Jolly, an Indian Shores Republican who recently launched a bid for U.S. Senate, is listed as a "guest of honor" at the Church of Scientology's Aug. 29 concert celebrating the city of Clearwater's centennial.
According to a press release, the semi-formal event titled "Clearwater: A Century in Music" will feature appearances by actress Anne Archer, Grammy-award winning jazz artist Chick Corea and impressionist Jim Meskimen. It starts with a 7 p.m. reception at the Fort Harrison Hotel, one of Scientology's signature properties in a downtown area that the church has transformed into its spiritual hub. At 8 p.m., Jolly will give "a special presentation to the City of Clearwater."
Showing up at Scientology soirees is potentially prickly for politicians who risk alienating voters who take a dim view of the embattled religious organization. Several media outlets including the Tampa Bay Times have provided extensive coverage of the church's controversial practices and allegations of abuse of parishioners.
The church was back in the headlines again earlier this year when HBO released Going Clear: Scientology and the Prison of Belief. The documentary by writer-director Alex Gibney, as a Times story summarized it at the time of its release, "serves up Wright's sweeping take on how L. Ron Hubbard invented Scientology, the church's years-long battle with the IRS, its scandalous spying on government offices in the 1970s, its embrace of celebrity culture, its fantastical belief system, the rise of its current leader David Miscavige, his bold engineering of a game-changing settlement with the IRS, the church's aggressive fundraising, the top-level defections of recent years, and, finally, the resulting allegations of Miscavige's abuses, which in recent years have led many long-time parishioners to leave Scientology."
The church has called the allegations fiction concocted by bitter former members and criticized Gibney's film as inaccurate and bigoted.
Bay Buzz asked Jolly's office if the documentary or other coverage of the church gave the Congressman pause in accepting the invitation. We wondered if he'd seen the documentary and if he worries about backlash from conservative Christians. Here's the response from spokesman Preston Rudie:
"The City of Clearwater is celebrating its centennial and Congressman Jolly, who represents Clearwater, was asked and agreed to present Mayor George Cretekos with a proclamation recognizing the City's 100th anniversary."
Pressed on whether Jolly had seen "Going Clear," Rudie said he didn't know.
Next month, Jolly's wife Laura will model for the church's "Fashions With Flair" charity fundraiser. It's set for Sept. 19, also at the Fort Harrison Hotel. A press release says the fundraiser is in its 12th year of featuring "leading ladies of Tampa Bay on the runway." Among the other models slated to attend this year are state Rep. Kathleen Peters, R-South Pasadena; Hillsborough School Board member Susan Valdes and physician Linda McClintock, wife of former Tampa Mayor Dick Greco.
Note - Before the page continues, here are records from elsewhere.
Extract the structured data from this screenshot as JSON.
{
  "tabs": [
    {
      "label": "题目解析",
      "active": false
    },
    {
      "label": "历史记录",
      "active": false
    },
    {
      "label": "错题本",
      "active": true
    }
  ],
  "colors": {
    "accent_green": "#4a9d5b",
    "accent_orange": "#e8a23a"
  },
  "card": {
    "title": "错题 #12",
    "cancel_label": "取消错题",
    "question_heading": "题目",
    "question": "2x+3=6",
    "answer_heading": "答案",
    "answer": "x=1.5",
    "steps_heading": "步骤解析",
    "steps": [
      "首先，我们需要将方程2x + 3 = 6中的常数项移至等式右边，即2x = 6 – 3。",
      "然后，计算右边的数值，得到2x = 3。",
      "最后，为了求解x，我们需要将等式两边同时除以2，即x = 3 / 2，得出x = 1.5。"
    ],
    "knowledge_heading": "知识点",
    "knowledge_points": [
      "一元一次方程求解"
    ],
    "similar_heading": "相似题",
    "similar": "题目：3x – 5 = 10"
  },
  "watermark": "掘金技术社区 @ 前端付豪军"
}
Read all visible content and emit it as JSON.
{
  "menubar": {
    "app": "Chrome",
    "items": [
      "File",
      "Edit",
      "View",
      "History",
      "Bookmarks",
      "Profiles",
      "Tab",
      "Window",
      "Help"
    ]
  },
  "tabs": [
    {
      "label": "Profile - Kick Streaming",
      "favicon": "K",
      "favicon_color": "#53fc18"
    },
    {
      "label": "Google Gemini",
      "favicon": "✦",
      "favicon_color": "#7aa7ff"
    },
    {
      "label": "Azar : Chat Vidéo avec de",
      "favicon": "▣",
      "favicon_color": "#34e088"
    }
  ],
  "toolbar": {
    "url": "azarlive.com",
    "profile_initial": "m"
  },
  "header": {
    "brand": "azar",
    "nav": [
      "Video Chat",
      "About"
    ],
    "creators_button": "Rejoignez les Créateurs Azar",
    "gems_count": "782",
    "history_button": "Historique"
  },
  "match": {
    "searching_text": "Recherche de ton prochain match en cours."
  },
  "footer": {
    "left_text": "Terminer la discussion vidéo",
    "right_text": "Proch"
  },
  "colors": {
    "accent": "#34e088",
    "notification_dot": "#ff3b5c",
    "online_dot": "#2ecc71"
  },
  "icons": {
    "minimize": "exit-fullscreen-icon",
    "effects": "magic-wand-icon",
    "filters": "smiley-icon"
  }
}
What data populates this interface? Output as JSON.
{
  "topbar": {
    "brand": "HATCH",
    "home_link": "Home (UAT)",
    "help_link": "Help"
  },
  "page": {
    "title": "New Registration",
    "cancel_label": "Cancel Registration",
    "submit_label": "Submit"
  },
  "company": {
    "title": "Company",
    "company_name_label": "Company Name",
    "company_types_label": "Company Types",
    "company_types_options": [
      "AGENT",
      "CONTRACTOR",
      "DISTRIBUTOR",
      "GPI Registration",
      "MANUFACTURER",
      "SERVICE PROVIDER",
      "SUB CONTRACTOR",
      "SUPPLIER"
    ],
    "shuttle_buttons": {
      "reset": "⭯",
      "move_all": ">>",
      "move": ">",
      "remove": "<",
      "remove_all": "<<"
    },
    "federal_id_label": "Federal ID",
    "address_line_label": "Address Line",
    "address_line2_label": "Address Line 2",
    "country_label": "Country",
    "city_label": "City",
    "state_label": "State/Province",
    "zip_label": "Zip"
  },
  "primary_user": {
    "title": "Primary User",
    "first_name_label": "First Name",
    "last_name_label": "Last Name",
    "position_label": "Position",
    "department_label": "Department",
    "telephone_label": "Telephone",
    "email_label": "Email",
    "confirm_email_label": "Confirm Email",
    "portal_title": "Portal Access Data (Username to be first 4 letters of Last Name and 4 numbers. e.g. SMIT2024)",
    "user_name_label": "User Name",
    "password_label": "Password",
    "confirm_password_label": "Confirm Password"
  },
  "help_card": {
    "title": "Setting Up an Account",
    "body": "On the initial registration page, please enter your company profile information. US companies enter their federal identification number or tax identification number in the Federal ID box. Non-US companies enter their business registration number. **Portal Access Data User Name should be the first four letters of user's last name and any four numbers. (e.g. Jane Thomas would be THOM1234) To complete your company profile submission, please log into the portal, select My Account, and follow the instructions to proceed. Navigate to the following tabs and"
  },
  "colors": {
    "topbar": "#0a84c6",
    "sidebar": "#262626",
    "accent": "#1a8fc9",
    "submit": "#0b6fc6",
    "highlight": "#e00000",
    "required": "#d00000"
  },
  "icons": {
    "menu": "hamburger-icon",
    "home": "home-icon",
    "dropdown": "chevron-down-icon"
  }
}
Bay Buzz also asked Rudie about that event.
"The Fashion with Flair event, as you know, is an annual fundraiser that has been in existence for more than a decade," Rudie said. " It benefits the Nourish to Flourish program, which was founded by 6th District Pinellas-Pasco Public Defender, Bob Dillinger, to help feed hungry and homeless children in Pinellas County. Laura Jolly agreed to join a host of community leaders and elected officials in helping to raise money for this worthwhile charity."
A church spokeswoman did not respond to an email Wednesday afternoon.
CORRECTION: This post has been edited to include the correct date of the "Fashions With Flair" fundraiser.